There’s no mystery about it now – they’ve got more money than us and can buy better players. yet again the opposition had someone on the bench who cost more than our entire team. And yet again, Villa had a late change to the team when a player failed to make it past the warm-up, this time Gabby Agbonlahor.
To find a further link with the past, we used to ‘entertain’ visitors from Manchester and, on the whole, match them for an hour or so. Then they’d step up the pace, bring on a couple of subs who were better than anything we’d started with and score twice to kill the game while we went home reflecting on if only that half-chance had gone in or that mistake hadn’t been made. Only the colour of the shirts has changed.
The same thing can be said about this match as last week’s defeat at Chelsea. For Villa, or most other teams, to have any realistic chance of winning games like this with any regularity there has to be a radical overhaul of the way football is run. But while the people in charge of the Premier League bemoan Manchester United’s decline as being bad for business rather than applaud it as improving the competition we have no hope of the status quo altering.
The only thing that we can hope for is a change in tactics. Christian Benteke’s fit now, so there’s even less excuse for the safety-first approach which Paul Lambert has relied on too often. Less than thirty thousand Villa supporters turned up to watch the league champions, with a team containing some of the best players in the world, and even though top prices and live on TV would have pout some off, many others were clearly not persuaded to part with their hard-earned by the prospect of seeing Villa hoping to nick a goal on the break.

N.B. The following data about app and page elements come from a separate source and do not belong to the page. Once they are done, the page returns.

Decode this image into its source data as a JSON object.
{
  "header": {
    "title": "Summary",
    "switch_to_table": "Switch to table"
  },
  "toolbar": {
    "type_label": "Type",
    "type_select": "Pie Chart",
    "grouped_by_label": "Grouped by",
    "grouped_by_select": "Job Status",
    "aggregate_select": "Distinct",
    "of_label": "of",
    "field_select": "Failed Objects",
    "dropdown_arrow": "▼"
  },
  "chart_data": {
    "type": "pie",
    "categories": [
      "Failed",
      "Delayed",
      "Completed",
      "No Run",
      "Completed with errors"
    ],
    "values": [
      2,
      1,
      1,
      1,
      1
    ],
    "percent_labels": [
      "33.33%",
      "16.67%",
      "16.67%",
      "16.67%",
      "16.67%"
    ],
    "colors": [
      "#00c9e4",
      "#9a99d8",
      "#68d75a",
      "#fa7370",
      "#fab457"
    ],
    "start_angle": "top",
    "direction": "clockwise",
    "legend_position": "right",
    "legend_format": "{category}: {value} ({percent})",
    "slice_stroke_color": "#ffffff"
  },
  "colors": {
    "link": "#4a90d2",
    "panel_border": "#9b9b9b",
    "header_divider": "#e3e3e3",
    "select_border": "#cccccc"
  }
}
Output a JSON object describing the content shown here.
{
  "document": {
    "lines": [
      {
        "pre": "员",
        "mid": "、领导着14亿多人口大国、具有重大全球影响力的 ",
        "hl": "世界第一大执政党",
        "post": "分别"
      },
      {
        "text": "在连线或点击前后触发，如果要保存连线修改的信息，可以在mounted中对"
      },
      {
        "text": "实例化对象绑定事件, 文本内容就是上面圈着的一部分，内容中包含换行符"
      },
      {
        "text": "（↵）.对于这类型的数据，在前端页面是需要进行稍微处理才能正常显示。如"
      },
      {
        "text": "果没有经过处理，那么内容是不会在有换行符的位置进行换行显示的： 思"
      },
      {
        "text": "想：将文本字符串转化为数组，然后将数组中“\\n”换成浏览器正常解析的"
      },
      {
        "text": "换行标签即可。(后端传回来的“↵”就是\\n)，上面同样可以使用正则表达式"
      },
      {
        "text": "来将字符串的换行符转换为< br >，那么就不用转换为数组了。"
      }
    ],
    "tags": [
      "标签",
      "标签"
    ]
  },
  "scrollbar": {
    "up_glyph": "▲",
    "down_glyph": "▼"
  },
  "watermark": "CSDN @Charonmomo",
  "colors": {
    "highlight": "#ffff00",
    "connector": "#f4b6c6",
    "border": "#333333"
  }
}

We’ve now got two weeks before a trip to Goodison Park, a place where we’ve usually done well over the years. Why Liverpool can be such a happy destination and Manchester so bad is a mystery on a par with the whereabouts of Jores Okore.